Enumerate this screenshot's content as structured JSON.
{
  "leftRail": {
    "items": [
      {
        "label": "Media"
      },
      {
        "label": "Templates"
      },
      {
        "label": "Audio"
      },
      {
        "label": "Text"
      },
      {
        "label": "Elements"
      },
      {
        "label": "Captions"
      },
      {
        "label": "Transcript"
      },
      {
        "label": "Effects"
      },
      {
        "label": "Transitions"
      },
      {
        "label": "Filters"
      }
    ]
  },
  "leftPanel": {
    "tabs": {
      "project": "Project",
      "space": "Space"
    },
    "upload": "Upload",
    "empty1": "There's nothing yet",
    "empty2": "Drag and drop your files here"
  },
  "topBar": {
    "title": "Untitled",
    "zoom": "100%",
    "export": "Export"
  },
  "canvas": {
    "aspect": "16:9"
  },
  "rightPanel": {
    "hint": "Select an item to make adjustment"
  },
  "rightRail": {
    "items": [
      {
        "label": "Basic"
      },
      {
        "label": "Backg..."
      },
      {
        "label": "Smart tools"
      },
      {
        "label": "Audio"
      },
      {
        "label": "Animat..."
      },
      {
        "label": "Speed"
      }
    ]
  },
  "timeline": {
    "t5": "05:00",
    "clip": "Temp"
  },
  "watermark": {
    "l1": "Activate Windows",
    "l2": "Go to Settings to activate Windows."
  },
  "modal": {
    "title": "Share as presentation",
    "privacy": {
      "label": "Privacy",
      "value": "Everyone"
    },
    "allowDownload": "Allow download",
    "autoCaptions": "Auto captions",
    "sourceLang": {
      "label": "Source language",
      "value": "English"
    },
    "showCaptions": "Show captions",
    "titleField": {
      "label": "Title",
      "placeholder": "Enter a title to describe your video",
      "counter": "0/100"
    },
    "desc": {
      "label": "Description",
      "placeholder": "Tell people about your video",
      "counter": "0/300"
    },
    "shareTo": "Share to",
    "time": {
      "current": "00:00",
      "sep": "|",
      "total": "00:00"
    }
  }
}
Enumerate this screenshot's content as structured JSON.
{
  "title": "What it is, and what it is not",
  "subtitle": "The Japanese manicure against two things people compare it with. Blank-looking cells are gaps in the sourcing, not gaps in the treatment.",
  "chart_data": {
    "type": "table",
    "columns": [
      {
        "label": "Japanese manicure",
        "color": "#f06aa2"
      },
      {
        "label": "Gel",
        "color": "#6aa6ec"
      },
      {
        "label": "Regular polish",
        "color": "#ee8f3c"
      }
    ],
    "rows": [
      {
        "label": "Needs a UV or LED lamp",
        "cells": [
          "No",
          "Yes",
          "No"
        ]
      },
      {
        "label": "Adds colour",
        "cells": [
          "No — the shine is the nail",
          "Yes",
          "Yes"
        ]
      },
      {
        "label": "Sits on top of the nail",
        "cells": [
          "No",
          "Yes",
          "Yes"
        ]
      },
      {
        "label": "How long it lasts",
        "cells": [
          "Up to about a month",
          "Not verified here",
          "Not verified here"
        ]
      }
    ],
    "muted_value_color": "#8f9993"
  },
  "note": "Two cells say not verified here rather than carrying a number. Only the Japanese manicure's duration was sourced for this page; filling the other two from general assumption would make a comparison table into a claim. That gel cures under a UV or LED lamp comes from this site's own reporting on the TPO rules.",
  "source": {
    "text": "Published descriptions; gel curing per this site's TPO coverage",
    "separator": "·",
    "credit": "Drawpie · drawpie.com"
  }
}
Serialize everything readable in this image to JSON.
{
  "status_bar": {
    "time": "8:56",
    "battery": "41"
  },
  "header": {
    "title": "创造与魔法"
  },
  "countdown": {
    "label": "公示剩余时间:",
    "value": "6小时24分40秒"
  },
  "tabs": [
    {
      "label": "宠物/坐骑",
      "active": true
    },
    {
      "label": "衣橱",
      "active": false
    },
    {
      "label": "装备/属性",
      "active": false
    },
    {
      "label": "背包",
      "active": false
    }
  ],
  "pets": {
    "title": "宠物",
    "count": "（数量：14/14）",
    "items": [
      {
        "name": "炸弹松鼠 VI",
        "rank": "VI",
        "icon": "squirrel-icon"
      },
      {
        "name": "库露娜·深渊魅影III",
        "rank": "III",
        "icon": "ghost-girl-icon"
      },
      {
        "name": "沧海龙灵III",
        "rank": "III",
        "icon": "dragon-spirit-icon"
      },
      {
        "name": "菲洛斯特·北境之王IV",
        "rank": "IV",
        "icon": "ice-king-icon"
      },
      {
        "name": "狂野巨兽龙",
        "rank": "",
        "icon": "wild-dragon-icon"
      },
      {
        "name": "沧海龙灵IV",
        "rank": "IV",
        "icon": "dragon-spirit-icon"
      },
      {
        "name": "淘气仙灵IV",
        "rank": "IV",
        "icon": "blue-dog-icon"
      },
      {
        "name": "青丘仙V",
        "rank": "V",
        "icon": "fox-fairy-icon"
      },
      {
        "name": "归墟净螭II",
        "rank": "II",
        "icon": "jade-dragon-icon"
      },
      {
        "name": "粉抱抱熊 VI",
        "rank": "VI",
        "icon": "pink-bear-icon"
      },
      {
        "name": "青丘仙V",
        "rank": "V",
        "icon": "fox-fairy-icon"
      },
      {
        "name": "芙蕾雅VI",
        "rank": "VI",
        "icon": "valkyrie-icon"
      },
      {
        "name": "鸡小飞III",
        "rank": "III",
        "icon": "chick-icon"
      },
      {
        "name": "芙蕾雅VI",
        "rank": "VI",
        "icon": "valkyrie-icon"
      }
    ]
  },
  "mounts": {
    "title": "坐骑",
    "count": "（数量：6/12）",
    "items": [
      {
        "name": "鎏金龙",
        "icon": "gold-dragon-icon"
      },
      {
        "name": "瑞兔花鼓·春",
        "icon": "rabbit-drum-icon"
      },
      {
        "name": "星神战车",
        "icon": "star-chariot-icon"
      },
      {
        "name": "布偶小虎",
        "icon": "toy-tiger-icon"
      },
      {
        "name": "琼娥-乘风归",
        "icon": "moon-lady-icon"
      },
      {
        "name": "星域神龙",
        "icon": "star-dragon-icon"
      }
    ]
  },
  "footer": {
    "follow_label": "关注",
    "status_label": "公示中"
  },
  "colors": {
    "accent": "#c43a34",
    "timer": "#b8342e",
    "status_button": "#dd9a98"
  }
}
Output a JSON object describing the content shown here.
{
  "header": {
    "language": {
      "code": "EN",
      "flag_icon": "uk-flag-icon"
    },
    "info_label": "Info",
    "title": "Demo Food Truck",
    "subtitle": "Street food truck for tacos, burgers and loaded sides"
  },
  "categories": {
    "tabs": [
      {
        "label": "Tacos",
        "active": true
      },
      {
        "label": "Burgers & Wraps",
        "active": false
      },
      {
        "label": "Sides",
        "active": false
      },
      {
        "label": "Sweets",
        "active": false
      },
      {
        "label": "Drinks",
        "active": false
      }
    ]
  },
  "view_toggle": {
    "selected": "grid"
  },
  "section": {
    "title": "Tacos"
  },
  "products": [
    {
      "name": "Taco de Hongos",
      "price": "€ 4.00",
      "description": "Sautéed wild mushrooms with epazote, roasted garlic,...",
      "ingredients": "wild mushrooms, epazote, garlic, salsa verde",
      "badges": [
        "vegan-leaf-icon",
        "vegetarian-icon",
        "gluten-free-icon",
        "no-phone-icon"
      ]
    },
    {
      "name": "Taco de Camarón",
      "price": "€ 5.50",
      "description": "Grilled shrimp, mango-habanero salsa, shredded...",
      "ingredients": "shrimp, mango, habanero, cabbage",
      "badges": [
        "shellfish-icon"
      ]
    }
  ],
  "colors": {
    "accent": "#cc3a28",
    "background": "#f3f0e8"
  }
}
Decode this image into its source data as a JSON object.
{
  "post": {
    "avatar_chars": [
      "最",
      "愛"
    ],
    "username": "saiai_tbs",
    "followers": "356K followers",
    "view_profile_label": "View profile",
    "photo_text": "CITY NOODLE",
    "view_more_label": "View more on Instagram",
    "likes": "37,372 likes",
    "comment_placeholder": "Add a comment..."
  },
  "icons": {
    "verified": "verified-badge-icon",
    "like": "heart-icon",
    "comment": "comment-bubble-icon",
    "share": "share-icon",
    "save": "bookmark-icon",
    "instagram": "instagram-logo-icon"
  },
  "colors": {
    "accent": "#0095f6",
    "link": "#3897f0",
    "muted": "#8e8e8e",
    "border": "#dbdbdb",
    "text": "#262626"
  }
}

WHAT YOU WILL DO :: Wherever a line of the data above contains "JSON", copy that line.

RESULT ::
Enumerate this screenshot's content as structured JSON.
Enumerate this screenshot's content as structured JSON.
Serialize everything readable in this image to JSON.
Output a JSON object describing the content shown here.
Decode this image into its source data as a JSON object.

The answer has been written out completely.